Sixth (verses 9, 10) with Jehovah before Him as His Object, and with Him at His right hand, the Lord could tread the path of life with gladness in His heart, even though that path led through death and the grave. He went into death in the sure and certain hope that Jehovah would not leave Him in the grave. Having been through death He has destroyed its power for believers so that if we are called to pass through death we shall find that the One who has already been through death is with us. With the Psalmist, we shall be able to say, "Though I walk through the valley of the shadow of death, I will fear no evil: for Thou art with me."

Seventhly (verse 11), we learn that the path of life through this world of sorrow and trial, will lead to the presence of Jehovah, or, as the Christian can say, to the Father's house, there to find ourselves in the presence of Christ, to be with the One who was with us in the path, there to find "fulness of joy", and "pleasures for evermore". In the world around we see men abandoning themselves to "the pleasures of sin", which are but "for a season". The believer, who treads the path of life, may, indeed, meet with manifold trials, but they too, are only "for a season". But the "light affliction which is but for a moment, works for us a far more exceeding and eternal weight of glory" (2 Corinthians 4:17-18)

This then is the path of life, as unfolded in this beautiful Psalm, and marked out by One who has trodden the path in perfection. Let us ever remember that the life of which the Psalm speaks is the inner life lived with God. One has said, "It is important to remember that there is an inward divine life which dwells and joys in God, having nothing to do with circumstances, though enabling us to go through them" (J.N.D.).

To sum up the perfections of this life, as presented in this Psalm, we learn that it is,

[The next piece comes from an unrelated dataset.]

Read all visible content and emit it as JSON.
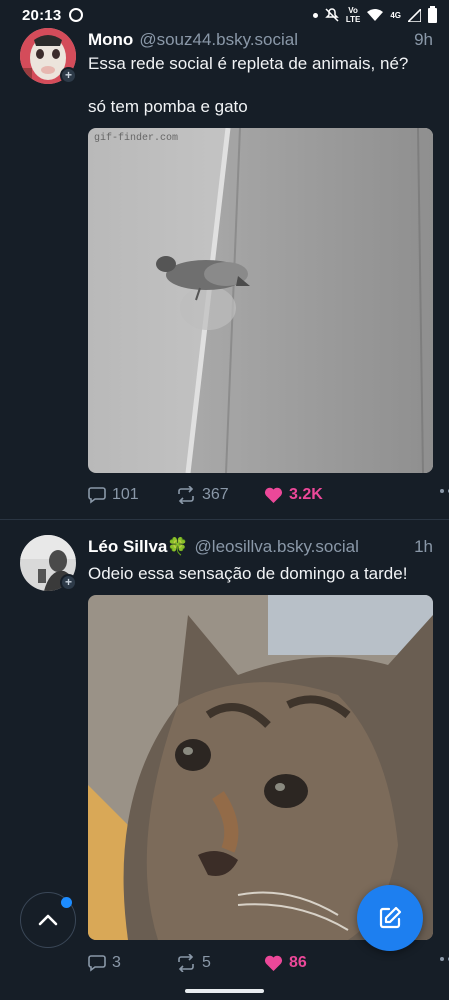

(1) A life that is dependent upon God, confident in God, and subject to God;

(2) A life that delights in the saints and is separate from sinners;

(3) A life that has the LORD for its portion;

(4) A life that derives its instruction from the LORD;

(5) A life that has the LORD for its object;

(6) A life that death cannot touch;

(7) A life that leads to fulness of joy and pleasures for evermore in the presence of the LORD.

Such then is the blessedness of the inner life lived before God and with God, and without which the outward life before men, even though it may make a fair show in the flesh, will only be the form of godliness without the power. May it then be the desire of our hearts to follow in the path that the Lord has marked out for His own, and that thus living this inner life there may be found in us that which is well pleasing in the sight of God through Jesus Christ (Hebrews 13:21).